Detail from Lawes’ edition of “Fairburns Abstract of the New Metropolitan Police Act, Passed June 19th, 1829...”
From the Fall 2014 newsletter
New York Police Commissioner William Bratton has consistently stated that he follows Sir Robert Peel’s nine principles of policing. These ethical standards of policing were set forth in early nineteenth century England and include the idea of community policing, the proper use of force, the protection of citizens, and proper and civilized ways that the police interact with the public. Peel, the “father of modern policing,” was Prime Minister of Great Britain twice and a politician and statesman all of his life. Peel created London’s police force in 1829. The first police were almost immediately termed “Bobbies” or less generously, “Peelers.” The creation of the police force was promulgated in “The Metropolitan Police Act of 1829.” This information is not new to historians of England or of the police. But we have found in the Warden Lewis Lawes of Sing Sing Archives in the Lloyd Sealy Library a unique “grangerized” edition of “Fairburns Abstract of the New Metropolitan Police Act, Passed June 19th, 1829...” This is an extra-illustrated copy of a common pamphlet.
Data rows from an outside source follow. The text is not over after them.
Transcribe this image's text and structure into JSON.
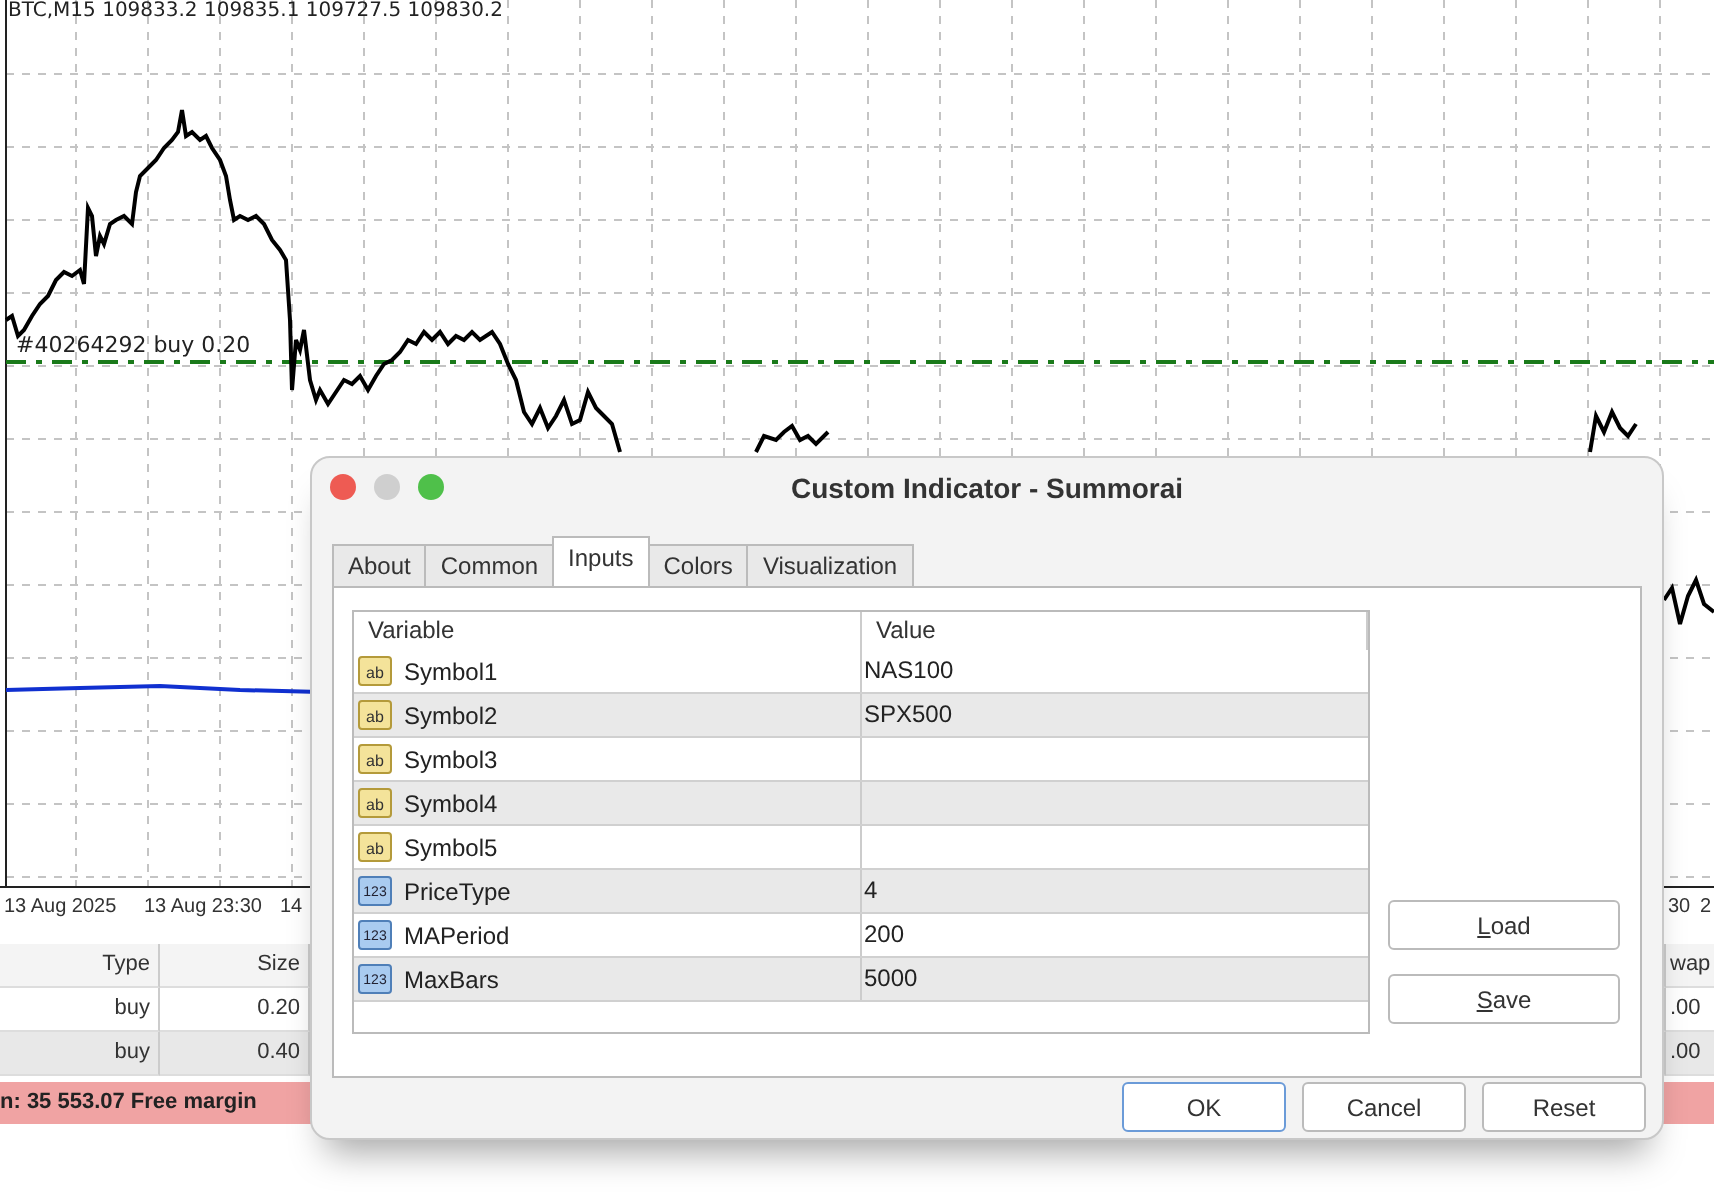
{
  "chart": {
    "header": "BTC,M15  109833.2 109835.1 109727.5 109830.2",
    "order_label": "#40264292 buy 0.20",
    "time_labels": [
      "13 Aug 2025",
      "13 Aug 23:30",
      "14",
      "30",
      "2"
    ]
  },
  "trades": {
    "columns": [
      "Type",
      "Size",
      "wap"
    ],
    "rows": [
      {
        "cells": [
          "buy",
          "0.20",
          ".00"
        ]
      },
      {
        "cells": [
          "buy",
          "0.40",
          ".00"
        ]
      }
    ]
  },
  "status_bar": "n: 35 553.07  Free margin",
  "dialog": {
    "title": "Custom Indicator - Summorai",
    "tabs": [
      {
        "label": "About",
        "selected": false
      },
      {
        "label": "Common",
        "selected": false
      },
      {
        "label": "Inputs",
        "selected": true
      },
      {
        "label": "Colors",
        "selected": false
      },
      {
        "label": "Visualization",
        "selected": false
      }
    ],
    "columns": [
      "Variable",
      "Value"
    ],
    "inputs": [
      {
        "kind": "string",
        "badge": "ab",
        "variable": "Symbol1",
        "value": "NAS100"
      },
      {
        "kind": "string",
        "badge": "ab",
        "variable": "Symbol2",
        "value": "SPX500"
      },
      {
        "kind": "string",
        "badge": "ab",
        "variable": "Symbol3"
      },
      {
        "kind": "string",
        "badge": "ab",
        "variable": "Symbol4"
      },
      {
        "kind": "string",
        "badge": "ab",
        "variable": "Symbol5"
      },
      {
        "kind": "number",
        "badge": "123",
        "variable": "PriceType",
        "value": "4"
      },
      {
        "kind": "number",
        "badge": "123",
        "variable": "MAPeriod",
        "value": "200"
      },
      {
        "kind": "number",
        "badge": "123",
        "variable": "MaxBars",
        "value": "5000"
      }
    ],
    "side_buttons": [
      "Load",
      "Save"
    ],
    "buttons": [
      {
        "label": "OK",
        "kind": "default"
      },
      {
        "label": "Cancel",
        "kind": "normal"
      },
      {
        "label": "Reset",
        "kind": "normal"
      }
    ]
  }
}
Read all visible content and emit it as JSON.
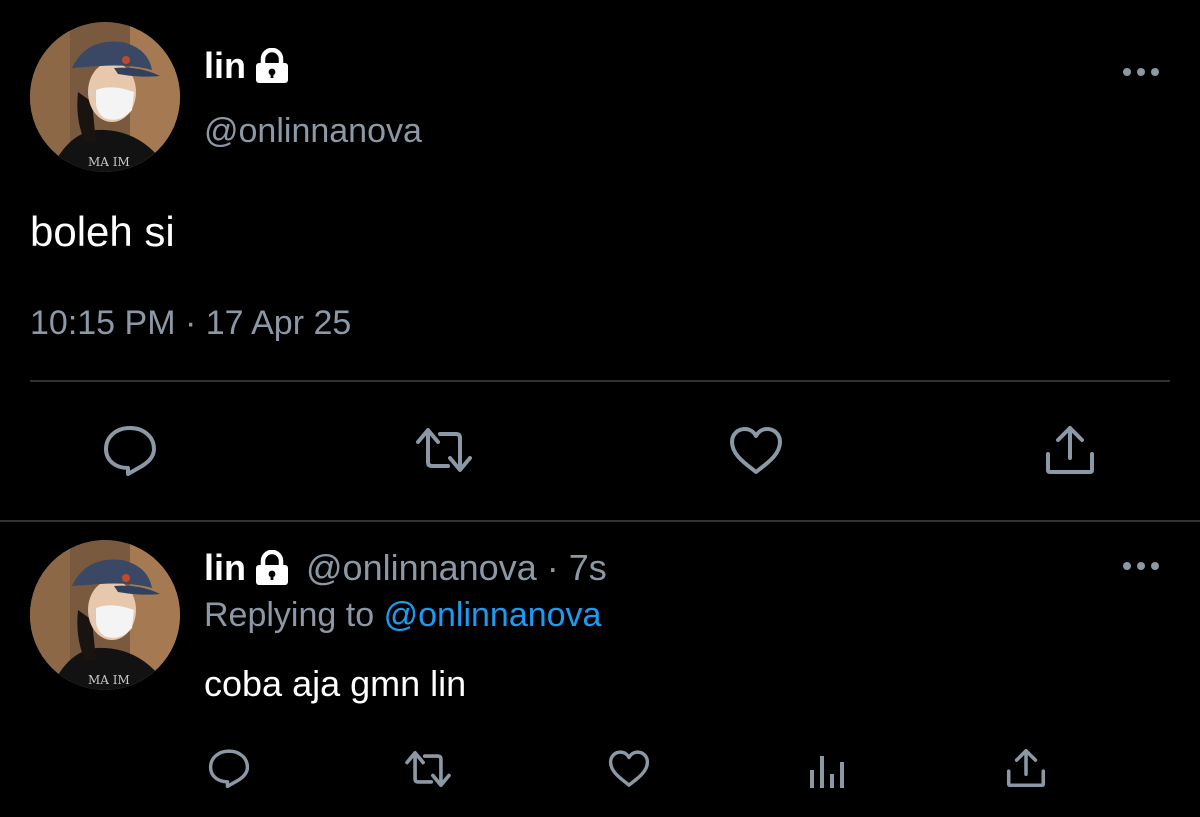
{
  "main_tweet": {
    "display_name": "lin",
    "handle": "@onlinnanova",
    "text": "boleh si",
    "timestamp": "10:15 PM · 17 Apr 25",
    "protected_icon": "lock-icon",
    "actions": [
      "reply-icon",
      "retweet-icon",
      "like-icon",
      "share-icon"
    ]
  },
  "reply_tweet": {
    "display_name": "lin",
    "handle": "@onlinnanova",
    "age": "7s",
    "replying_prefix": "Replying to",
    "replying_to": "@onlinnanova",
    "text": "coba aja gmn lin",
    "protected_icon": "lock-icon",
    "actions": [
      "reply-icon",
      "retweet-icon",
      "like-icon",
      "analytics-icon",
      "share-icon"
    ]
  },
  "colors": {
    "background": "#000000",
    "primary_text": "#ffffff",
    "secondary_text": "#8b98a5",
    "link": "#1d9bf0",
    "divider": "#2f3336",
    "icon": "#8b98a5"
  }
}
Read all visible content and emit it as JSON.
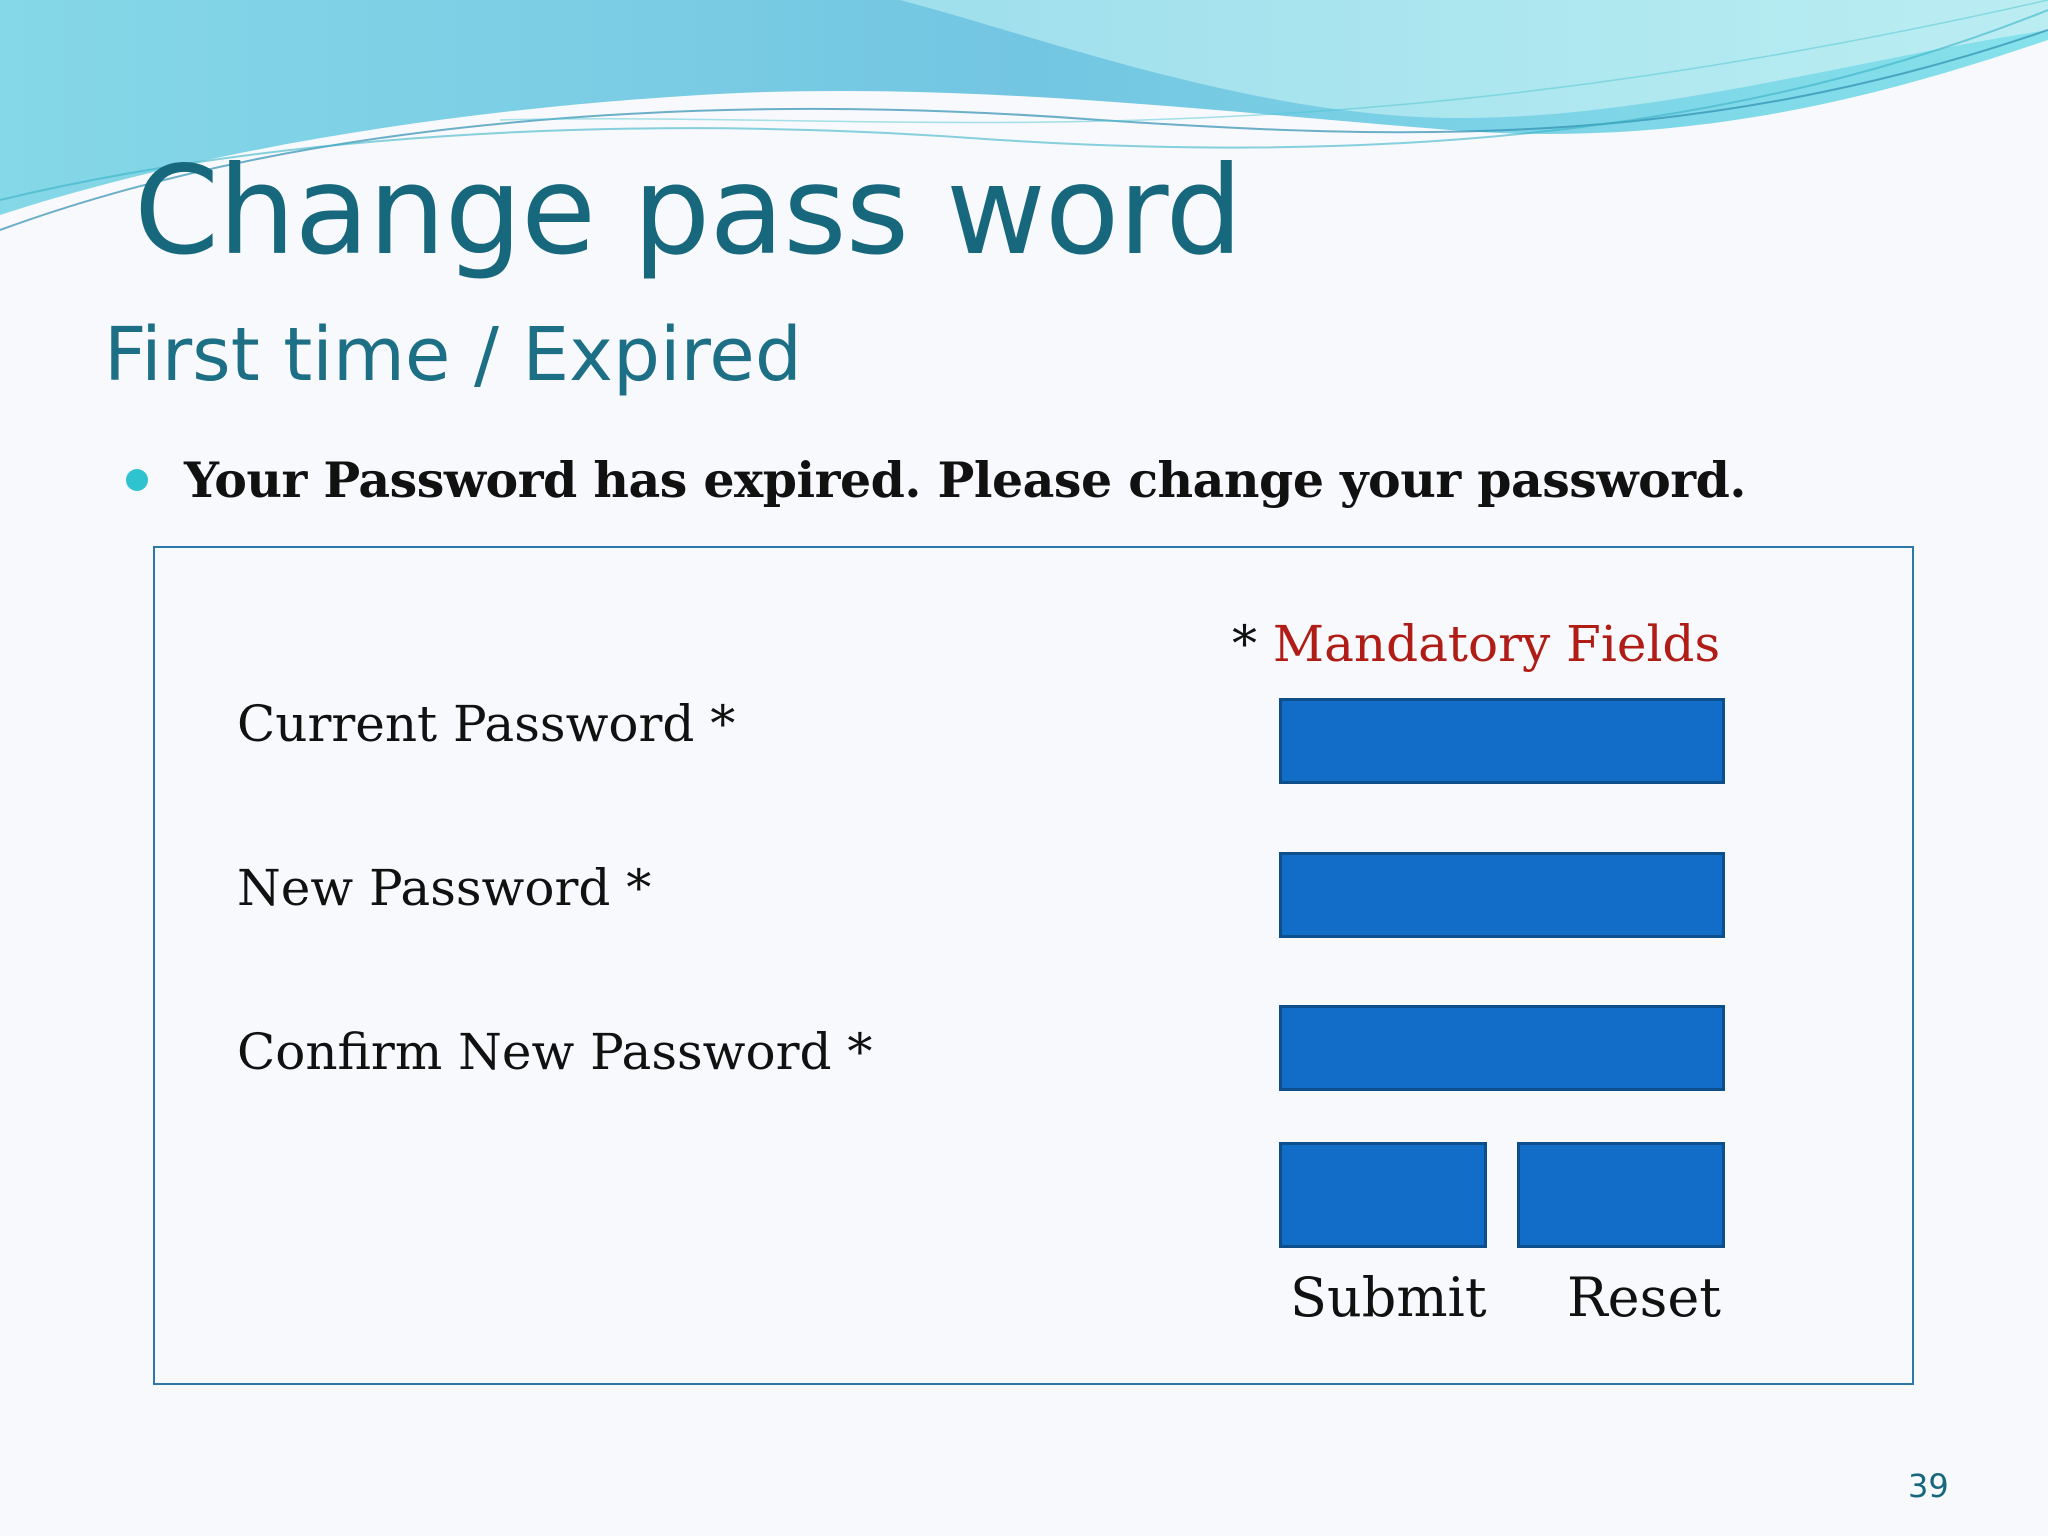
{
  "slide": {
    "title": "Change pass word",
    "subtitle": "First time / Expired",
    "bullet": "Your Password has expired. Please change your password.",
    "page_number": "39",
    "colors": {
      "title": "#17687d",
      "accent_teal": "#2fc3d0",
      "field_blue": "#116dc7",
      "mandatory_red": "#b01c16"
    }
  },
  "form": {
    "mandatory_star": "*",
    "mandatory_text": "Mandatory Fields",
    "fields": [
      {
        "label": "Current Password *"
      },
      {
        "label": "New Password *"
      },
      {
        "label": "Confirm New Password *"
      }
    ],
    "buttons": {
      "submit": "Submit",
      "reset": "Reset"
    }
  }
}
The term “grangerize” comes from James Granger (1723-76), whose five-volume Biographical History of England included many blank leaves so purchasers could illustrate the volume to their own liking. The technique was used as early as the 17th century, but the term “grangerized” stuck. Our fascinating copy includes Warden Lawes’s bookplate (with the prison librarian bearing Lawes’s likeness), a manuscript from Peel, an illustration of a “Metropolitan Police Man,”, five steel engravings of Peel, and a colored engraving of a “Bobbie” questioning a young street urchin that he accuses of loitering (left). This outstanding little book illustrates once again the treasures found in the Special Collections Division of the Lloyd Sealy Library.
—Larry E. Sullivan, Chief Librarian